[What this task involves]: Below are records. Copy every line with "Windows" in it.

---------- Input

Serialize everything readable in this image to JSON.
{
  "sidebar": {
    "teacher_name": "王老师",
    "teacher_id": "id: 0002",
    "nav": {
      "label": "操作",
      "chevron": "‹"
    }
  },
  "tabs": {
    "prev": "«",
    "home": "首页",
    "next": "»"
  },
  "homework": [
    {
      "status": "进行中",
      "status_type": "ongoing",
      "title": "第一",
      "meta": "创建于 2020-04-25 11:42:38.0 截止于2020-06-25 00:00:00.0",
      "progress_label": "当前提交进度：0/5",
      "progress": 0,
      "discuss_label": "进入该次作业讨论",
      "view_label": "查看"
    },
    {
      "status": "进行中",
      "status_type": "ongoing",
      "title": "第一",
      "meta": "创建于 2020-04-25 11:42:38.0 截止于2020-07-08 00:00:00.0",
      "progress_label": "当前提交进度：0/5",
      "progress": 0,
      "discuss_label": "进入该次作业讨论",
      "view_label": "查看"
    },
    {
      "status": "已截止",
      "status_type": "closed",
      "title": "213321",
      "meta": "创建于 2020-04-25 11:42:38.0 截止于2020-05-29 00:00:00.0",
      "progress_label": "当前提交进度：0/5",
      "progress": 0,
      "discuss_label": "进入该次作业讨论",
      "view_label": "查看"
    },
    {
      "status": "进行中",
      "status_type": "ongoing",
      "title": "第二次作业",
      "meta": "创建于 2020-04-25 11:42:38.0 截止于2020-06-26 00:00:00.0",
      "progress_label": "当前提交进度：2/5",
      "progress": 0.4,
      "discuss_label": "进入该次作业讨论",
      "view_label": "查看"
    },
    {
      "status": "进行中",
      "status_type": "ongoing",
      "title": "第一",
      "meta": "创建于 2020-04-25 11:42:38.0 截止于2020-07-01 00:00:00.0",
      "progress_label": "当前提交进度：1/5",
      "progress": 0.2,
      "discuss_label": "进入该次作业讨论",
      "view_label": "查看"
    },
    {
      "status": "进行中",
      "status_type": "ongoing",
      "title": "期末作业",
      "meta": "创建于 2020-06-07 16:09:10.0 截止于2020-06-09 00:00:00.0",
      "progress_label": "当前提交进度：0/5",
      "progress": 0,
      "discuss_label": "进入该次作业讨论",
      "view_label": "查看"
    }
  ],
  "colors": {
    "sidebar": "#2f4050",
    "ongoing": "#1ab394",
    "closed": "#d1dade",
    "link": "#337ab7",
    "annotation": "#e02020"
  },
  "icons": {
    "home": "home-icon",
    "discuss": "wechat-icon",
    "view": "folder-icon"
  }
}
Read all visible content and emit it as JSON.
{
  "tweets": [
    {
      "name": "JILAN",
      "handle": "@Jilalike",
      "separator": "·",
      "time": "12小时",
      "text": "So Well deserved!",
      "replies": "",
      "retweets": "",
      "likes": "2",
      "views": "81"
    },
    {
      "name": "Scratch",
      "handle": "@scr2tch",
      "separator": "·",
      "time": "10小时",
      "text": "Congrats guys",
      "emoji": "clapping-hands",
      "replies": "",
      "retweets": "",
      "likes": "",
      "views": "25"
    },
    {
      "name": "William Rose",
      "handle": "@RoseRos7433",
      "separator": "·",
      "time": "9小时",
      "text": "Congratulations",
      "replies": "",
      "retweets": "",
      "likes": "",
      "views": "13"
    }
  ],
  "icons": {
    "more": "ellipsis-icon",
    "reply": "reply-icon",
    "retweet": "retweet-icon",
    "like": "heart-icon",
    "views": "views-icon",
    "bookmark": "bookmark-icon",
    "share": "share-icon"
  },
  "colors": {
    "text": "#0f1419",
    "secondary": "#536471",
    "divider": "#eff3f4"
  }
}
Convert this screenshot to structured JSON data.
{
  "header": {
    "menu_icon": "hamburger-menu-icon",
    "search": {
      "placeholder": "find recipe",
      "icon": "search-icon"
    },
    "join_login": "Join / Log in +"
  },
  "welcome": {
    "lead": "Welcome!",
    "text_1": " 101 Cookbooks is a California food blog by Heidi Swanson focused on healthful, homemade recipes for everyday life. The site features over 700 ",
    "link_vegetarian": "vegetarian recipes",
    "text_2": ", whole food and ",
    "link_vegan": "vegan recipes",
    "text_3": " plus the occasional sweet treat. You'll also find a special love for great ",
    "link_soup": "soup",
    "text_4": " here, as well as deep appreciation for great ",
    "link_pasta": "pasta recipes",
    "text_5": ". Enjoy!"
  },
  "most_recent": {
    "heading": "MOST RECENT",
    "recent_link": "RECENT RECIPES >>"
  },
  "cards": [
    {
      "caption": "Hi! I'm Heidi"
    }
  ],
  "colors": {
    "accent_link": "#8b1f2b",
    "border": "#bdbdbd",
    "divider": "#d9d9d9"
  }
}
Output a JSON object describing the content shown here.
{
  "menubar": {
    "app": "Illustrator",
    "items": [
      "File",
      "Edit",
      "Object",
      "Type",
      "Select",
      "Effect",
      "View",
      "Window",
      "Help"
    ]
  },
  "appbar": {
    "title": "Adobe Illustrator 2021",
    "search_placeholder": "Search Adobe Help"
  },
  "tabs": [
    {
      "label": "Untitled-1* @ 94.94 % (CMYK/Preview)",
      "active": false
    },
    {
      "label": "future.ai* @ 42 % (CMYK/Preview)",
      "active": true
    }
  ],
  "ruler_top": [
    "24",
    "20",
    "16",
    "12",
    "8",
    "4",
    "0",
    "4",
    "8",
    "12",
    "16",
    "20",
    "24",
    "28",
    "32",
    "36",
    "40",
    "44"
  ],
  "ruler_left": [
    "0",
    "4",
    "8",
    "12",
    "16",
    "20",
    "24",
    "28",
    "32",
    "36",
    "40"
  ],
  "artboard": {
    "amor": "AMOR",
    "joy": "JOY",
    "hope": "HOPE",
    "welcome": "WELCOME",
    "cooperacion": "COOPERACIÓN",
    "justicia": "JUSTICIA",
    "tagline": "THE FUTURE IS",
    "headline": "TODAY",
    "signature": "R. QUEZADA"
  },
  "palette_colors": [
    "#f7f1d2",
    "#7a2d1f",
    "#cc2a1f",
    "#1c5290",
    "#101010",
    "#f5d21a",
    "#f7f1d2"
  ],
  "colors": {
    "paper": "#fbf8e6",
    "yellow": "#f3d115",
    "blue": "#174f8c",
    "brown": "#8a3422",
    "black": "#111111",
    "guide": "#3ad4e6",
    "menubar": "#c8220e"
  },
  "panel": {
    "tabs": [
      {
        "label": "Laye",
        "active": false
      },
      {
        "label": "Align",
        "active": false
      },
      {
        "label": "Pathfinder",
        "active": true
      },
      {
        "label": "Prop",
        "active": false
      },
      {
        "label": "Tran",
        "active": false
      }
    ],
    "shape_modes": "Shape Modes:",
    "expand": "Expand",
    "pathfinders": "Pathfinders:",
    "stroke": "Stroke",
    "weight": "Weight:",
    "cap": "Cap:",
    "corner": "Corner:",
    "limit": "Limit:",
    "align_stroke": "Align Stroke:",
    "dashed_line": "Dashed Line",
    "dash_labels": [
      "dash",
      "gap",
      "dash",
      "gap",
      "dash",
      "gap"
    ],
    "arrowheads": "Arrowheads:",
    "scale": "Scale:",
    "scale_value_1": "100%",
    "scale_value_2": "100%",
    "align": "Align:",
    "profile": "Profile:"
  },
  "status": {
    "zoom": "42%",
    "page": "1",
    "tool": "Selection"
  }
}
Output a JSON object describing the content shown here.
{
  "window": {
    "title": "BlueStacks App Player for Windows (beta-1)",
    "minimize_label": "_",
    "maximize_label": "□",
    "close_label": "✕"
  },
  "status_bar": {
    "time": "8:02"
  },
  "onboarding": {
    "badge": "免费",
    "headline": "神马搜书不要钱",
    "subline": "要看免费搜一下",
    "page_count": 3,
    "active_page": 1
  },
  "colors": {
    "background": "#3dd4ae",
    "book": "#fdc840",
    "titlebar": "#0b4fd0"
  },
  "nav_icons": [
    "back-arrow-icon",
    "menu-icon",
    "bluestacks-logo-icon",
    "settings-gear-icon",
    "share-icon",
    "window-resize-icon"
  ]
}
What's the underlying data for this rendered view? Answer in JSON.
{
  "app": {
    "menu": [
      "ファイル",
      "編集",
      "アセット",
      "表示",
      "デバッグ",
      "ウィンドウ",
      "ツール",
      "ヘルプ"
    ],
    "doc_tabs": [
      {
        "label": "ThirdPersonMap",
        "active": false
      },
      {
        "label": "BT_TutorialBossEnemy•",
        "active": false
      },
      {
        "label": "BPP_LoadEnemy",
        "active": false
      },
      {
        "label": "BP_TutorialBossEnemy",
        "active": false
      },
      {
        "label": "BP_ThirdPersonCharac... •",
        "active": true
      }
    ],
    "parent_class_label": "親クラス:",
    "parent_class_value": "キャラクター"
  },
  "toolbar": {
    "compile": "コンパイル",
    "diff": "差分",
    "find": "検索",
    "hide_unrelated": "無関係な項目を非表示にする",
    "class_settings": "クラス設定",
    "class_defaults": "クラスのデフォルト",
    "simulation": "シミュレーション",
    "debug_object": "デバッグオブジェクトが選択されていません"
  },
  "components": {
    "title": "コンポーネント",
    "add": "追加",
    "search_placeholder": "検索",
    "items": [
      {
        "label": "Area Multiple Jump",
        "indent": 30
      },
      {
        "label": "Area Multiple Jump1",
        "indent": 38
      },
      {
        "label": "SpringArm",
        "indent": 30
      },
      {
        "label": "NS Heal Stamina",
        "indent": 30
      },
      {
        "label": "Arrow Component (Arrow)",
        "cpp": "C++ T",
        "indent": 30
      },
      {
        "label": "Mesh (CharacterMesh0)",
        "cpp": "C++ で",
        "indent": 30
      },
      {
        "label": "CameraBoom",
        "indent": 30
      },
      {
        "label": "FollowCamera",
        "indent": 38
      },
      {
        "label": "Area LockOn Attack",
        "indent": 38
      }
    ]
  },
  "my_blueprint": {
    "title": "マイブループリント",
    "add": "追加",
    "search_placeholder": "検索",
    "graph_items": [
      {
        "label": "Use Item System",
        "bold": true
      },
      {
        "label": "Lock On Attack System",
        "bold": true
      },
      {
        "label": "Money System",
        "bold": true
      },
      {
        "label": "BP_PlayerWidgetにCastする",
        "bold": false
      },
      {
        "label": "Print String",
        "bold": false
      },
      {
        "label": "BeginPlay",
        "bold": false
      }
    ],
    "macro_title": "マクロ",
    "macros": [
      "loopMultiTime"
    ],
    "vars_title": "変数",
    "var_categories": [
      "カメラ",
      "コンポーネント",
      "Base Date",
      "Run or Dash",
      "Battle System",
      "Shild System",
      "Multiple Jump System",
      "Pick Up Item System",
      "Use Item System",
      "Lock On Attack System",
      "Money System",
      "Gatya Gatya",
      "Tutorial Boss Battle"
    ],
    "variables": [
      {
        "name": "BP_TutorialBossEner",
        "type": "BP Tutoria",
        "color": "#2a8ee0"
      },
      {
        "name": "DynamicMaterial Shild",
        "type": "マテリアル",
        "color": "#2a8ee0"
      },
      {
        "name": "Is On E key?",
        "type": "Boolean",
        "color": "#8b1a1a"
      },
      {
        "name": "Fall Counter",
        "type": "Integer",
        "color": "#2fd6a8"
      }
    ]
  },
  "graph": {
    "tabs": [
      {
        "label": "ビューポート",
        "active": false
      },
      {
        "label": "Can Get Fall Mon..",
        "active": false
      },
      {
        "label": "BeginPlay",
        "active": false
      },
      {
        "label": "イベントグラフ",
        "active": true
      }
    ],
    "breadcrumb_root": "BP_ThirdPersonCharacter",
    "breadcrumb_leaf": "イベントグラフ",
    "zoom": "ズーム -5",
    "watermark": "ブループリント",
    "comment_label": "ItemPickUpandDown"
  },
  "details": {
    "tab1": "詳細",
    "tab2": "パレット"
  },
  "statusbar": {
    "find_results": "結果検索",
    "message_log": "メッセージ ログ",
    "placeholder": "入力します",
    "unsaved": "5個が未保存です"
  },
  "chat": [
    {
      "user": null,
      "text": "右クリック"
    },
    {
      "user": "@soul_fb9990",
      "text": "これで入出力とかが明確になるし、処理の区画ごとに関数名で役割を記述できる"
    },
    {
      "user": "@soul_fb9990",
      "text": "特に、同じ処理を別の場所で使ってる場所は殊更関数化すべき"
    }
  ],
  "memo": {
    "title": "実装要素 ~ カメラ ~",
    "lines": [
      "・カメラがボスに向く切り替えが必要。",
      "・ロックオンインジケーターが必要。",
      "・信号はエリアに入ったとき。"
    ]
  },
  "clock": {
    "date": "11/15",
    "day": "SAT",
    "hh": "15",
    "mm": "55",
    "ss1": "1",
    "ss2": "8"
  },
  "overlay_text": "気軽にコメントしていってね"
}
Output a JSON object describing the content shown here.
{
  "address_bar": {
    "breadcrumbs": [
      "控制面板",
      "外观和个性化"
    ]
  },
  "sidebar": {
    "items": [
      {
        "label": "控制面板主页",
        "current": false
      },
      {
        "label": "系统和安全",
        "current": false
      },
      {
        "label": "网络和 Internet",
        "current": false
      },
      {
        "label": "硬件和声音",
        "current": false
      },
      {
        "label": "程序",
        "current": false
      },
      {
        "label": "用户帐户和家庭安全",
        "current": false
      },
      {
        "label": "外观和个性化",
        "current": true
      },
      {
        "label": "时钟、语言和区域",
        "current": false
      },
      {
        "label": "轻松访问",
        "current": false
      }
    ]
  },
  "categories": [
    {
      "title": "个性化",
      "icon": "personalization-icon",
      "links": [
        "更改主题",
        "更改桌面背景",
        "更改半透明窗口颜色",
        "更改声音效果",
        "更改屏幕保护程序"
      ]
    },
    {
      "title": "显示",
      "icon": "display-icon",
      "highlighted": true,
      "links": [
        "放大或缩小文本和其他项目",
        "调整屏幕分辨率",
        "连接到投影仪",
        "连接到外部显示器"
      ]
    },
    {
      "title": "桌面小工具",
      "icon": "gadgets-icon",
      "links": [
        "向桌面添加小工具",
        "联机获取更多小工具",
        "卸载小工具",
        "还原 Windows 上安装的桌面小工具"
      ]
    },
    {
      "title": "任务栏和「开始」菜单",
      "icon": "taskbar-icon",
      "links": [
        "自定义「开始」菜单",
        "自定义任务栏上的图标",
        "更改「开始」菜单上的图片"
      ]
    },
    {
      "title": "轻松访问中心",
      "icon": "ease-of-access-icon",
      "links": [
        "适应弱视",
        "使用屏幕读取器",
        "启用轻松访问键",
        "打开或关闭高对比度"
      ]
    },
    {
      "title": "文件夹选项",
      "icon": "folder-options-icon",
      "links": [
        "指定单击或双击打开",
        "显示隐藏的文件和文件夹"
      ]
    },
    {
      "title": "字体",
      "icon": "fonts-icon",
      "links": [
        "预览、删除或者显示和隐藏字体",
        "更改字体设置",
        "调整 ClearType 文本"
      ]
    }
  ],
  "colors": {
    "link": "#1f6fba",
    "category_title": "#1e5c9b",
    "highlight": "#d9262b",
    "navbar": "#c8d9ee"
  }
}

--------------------

[Expected answer]:
    "title": "BlueStacks App Player for Windows (beta-1)",
        "还原 Windows 上安装的桌面小工具"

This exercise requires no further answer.